The book sources illustrate how little respect transgender people had within the community. At times transgender activist were the most passionate and among the loudest voices in the gay rights movement. Similarly, lesbian voices were ignored and their role as activists down played.
One document outlines how some gay organisations tried to police the community’s public image. The document shows an article which calls for gays to be ‘less camp’.
We see how public authorities ignore crimes committed against the LGBTQ+ community. Whilst the legal system does it’s best to punish and surpress anyone that was suspect of not being cis and hetrosexual.
Even though 50 years have passed since Stonewall things haven’t changed enough.

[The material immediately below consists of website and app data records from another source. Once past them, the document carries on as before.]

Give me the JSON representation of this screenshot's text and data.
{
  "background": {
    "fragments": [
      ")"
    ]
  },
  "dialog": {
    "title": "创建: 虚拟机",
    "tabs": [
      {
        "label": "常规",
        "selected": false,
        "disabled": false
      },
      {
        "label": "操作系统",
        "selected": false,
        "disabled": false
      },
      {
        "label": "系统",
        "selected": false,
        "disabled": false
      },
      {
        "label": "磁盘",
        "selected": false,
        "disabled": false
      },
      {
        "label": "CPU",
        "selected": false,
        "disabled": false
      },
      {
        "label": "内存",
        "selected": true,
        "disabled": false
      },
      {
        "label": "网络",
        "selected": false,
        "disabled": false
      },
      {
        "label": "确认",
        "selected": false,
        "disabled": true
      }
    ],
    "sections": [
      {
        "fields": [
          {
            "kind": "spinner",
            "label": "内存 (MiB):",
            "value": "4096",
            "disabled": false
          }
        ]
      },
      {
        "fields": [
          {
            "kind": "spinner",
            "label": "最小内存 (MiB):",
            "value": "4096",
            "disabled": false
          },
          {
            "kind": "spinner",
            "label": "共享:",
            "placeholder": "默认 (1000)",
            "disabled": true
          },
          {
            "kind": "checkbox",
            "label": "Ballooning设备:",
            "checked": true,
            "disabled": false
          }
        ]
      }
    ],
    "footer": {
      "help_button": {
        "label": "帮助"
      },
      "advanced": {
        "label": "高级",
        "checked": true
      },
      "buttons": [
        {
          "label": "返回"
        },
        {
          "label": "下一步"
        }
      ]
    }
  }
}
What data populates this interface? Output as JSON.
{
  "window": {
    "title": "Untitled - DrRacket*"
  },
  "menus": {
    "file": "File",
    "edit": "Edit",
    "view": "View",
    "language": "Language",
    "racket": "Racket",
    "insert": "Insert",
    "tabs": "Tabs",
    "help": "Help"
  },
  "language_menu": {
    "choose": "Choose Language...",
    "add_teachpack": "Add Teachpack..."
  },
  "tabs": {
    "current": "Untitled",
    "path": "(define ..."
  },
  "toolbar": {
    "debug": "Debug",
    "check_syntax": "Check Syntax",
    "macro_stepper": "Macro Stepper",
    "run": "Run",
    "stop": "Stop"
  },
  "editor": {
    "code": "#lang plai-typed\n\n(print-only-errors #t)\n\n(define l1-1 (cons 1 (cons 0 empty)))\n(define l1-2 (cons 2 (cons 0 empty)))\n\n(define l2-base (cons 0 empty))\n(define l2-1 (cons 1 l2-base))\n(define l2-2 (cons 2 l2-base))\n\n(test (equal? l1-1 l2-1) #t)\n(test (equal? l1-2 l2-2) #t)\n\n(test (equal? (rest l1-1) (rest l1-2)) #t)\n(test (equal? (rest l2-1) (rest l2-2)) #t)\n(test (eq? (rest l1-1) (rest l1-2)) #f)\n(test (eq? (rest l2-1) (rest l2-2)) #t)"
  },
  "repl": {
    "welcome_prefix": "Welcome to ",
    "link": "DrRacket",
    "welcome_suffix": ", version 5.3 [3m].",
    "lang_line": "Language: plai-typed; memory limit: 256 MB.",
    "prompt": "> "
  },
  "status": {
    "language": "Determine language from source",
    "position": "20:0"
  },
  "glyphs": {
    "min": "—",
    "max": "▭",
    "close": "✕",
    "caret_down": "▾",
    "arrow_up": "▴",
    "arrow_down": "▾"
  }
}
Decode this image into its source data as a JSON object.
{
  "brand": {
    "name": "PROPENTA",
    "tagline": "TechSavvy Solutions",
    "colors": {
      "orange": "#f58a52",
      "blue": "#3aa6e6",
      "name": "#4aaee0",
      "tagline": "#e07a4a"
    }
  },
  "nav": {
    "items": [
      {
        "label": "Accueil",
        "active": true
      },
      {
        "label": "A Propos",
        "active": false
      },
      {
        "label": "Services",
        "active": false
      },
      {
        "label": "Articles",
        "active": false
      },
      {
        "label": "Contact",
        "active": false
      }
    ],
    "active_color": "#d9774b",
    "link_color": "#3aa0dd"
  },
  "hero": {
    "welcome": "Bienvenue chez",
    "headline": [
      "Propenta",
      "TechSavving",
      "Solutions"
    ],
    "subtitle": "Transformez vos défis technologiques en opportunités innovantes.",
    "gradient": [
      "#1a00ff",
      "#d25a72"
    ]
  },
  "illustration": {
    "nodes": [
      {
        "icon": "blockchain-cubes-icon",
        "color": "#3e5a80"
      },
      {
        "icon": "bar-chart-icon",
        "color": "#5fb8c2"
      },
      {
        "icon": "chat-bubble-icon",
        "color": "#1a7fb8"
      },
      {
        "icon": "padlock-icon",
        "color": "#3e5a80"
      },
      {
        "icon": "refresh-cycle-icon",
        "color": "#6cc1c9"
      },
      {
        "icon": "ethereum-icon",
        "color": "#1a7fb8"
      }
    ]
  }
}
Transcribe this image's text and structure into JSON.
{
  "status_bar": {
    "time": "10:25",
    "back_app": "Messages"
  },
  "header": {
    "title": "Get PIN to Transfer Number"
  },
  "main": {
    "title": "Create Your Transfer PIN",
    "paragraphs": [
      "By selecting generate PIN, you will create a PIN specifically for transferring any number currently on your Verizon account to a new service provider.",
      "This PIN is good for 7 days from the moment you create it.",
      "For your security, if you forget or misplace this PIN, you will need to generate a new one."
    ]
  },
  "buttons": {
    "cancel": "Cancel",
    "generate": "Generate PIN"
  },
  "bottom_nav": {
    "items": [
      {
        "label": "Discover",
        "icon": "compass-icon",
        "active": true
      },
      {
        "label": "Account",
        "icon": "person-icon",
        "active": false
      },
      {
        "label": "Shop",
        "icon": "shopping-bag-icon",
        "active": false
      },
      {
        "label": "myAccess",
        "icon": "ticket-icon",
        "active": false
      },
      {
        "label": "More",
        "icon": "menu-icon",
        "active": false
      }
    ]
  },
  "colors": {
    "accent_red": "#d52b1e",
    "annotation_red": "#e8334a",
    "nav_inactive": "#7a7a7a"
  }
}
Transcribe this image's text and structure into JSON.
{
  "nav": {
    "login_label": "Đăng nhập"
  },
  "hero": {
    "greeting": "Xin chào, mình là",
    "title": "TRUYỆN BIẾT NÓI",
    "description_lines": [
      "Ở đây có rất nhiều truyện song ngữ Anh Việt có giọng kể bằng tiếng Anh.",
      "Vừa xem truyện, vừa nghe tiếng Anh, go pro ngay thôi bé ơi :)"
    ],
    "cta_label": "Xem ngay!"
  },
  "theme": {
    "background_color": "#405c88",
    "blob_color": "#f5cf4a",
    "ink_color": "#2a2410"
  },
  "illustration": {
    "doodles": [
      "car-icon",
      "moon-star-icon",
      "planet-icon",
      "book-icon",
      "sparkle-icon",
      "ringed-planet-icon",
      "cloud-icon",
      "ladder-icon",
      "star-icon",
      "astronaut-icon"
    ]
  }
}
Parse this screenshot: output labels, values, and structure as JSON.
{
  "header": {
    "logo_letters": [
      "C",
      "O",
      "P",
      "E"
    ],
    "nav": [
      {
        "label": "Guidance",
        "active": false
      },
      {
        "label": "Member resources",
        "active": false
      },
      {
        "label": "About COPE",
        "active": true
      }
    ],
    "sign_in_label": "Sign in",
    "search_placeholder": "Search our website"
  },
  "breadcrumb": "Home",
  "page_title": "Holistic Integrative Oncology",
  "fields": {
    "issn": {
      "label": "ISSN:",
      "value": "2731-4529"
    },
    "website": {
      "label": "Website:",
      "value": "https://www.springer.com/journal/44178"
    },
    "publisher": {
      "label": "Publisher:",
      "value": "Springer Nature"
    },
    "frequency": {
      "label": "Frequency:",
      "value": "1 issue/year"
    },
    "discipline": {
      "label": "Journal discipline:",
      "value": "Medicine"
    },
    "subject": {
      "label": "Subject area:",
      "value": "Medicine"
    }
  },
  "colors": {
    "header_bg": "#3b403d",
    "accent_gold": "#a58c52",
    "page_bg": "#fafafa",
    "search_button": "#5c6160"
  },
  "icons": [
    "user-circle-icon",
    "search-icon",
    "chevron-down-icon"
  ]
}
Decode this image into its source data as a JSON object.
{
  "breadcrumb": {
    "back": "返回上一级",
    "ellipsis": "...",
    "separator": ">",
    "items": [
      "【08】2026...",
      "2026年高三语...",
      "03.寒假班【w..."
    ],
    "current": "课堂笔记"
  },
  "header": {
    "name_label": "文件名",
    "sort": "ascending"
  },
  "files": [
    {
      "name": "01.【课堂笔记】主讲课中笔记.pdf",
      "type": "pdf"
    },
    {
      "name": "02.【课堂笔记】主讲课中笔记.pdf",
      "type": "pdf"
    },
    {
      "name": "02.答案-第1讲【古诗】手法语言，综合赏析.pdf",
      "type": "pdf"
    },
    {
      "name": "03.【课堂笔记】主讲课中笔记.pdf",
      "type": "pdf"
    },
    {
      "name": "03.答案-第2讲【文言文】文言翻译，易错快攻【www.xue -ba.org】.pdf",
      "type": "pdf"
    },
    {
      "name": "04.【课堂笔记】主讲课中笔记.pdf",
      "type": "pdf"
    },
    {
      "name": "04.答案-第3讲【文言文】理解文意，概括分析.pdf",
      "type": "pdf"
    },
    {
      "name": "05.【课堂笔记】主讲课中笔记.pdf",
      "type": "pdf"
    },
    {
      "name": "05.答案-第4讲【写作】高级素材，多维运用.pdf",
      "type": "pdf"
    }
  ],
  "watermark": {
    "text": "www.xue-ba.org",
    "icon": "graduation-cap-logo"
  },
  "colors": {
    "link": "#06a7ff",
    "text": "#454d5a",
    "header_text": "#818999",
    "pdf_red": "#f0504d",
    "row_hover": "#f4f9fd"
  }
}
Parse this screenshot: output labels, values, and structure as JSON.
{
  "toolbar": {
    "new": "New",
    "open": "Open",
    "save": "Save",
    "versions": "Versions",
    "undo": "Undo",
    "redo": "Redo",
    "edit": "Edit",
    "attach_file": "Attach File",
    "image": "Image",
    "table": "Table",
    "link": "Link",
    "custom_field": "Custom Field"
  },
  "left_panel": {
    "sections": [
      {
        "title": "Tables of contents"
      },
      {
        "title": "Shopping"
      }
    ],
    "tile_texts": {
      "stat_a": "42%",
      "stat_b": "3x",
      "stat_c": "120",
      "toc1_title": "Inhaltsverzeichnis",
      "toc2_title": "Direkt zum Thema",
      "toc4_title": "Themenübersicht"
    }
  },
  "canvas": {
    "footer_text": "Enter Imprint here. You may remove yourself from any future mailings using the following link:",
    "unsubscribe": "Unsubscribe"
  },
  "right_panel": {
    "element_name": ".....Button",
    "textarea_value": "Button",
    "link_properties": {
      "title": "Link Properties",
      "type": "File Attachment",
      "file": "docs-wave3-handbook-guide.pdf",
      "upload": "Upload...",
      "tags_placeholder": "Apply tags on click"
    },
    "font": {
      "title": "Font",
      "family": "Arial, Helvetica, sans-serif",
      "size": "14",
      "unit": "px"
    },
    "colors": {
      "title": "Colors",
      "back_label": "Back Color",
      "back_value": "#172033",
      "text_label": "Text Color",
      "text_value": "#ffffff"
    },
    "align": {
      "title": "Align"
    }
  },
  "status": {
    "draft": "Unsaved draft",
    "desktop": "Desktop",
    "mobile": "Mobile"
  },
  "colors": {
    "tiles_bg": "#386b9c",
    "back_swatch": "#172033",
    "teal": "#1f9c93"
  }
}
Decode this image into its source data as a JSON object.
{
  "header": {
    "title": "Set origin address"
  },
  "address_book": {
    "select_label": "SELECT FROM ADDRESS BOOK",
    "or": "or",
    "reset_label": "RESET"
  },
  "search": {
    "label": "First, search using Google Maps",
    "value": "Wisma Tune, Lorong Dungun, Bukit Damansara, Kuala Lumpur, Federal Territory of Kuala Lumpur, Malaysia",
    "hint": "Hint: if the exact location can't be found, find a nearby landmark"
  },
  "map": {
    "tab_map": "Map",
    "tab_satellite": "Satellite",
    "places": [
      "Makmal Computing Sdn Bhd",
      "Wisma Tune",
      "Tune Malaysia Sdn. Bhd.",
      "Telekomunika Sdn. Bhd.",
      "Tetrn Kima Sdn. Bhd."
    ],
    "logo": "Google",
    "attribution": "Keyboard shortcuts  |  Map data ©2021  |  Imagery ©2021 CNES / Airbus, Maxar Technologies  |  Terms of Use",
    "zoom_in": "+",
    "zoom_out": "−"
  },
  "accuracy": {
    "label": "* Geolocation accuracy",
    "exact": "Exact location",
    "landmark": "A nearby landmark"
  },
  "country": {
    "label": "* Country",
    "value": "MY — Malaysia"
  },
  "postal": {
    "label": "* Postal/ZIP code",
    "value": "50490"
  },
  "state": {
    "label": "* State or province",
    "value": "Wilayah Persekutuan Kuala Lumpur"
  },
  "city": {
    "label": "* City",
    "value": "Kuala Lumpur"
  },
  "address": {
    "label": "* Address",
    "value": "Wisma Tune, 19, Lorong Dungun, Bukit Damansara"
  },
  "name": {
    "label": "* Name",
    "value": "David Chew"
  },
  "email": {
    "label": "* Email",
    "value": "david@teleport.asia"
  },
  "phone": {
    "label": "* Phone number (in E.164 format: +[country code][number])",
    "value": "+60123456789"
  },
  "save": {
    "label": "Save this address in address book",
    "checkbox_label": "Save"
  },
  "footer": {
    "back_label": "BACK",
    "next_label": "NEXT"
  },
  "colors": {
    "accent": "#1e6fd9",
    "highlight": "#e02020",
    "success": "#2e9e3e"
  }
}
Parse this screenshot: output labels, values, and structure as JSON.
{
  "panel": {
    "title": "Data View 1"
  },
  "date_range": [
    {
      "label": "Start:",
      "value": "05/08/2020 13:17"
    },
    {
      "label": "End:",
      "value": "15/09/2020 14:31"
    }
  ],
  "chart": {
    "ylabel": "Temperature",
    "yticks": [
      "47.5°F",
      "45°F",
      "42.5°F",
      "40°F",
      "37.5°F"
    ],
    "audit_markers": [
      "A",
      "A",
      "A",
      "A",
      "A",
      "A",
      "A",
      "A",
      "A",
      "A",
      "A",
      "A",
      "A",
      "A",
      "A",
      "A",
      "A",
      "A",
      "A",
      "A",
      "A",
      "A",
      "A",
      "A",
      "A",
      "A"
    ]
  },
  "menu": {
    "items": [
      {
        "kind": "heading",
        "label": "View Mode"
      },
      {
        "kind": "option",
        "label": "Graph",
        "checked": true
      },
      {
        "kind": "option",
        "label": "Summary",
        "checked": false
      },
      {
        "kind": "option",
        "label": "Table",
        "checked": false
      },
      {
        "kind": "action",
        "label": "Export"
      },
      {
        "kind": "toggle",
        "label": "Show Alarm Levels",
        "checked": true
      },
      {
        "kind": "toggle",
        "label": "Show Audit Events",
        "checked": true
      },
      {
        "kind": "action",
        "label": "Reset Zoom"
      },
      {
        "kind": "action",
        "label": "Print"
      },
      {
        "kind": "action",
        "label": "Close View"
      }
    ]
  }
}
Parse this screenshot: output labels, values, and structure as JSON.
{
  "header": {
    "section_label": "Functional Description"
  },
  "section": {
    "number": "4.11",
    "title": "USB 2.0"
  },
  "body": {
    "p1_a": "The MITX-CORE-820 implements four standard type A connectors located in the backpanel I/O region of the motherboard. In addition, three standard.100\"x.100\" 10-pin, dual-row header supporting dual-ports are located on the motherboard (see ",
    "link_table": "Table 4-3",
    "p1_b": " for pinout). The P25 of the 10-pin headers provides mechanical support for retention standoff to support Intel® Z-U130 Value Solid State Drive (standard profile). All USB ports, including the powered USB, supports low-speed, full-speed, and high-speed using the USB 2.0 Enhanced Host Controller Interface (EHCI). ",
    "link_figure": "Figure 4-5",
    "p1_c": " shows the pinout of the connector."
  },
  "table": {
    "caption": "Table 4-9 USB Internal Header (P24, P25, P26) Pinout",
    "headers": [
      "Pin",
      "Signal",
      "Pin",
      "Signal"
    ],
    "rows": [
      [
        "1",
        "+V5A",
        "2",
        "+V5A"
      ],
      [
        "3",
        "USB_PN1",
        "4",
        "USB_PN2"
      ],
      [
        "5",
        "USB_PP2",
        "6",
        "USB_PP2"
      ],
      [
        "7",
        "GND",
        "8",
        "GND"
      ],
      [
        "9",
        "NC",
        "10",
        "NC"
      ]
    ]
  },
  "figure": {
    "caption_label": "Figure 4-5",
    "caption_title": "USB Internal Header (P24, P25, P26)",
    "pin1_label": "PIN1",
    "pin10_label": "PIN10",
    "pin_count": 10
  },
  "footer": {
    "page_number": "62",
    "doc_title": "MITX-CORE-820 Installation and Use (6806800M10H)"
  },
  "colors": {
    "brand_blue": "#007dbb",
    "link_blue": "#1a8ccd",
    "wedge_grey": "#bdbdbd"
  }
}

In the book there is an article from a newspaper in which a lesbian retells the story of a night out where she finds herself being questioned by straight men in a bar. They ask her questions such as:
“Why some lesbians wore such (to them) uncomplimentary clothes and haircuts… How did I become lesbian? Did I plan to be ‘cured’?”
I was asked these questions when I started university over a decade ago in Brighton. Brighton is a UK seaside city famed for it gay scene. I was asked these questions a few months ago. In 2019. 2019 is a year that some feel no longer needs Pride because a small percentage of the global LGBTQ+ community have gained a fraction of the rights needed to declare equality. It is reoccurring incidents like this that drive home why we have to remember that Pride isn’t just a party. Pride is a protest.
The great thing about this book is that it has sources that are collected from before, during and after Stonewall.
I would recommend this text as a companion to study. I wouldn’t say it is something that you can go to without at least an understanding of the significance of the Stonewall Riots as an historical event.
I would encourage anyone with an interest in history to get their hands on a copy. It would be a great addition to the bookshelf of anyone studying queer studies, sociology or politics. A great resource for any equality activist.
‘The Stonewall Riots: A documentary history’ is available to purchase at Amazon.com and other book retailers.
This review was made possible by Netgalley with an advanced reader copy.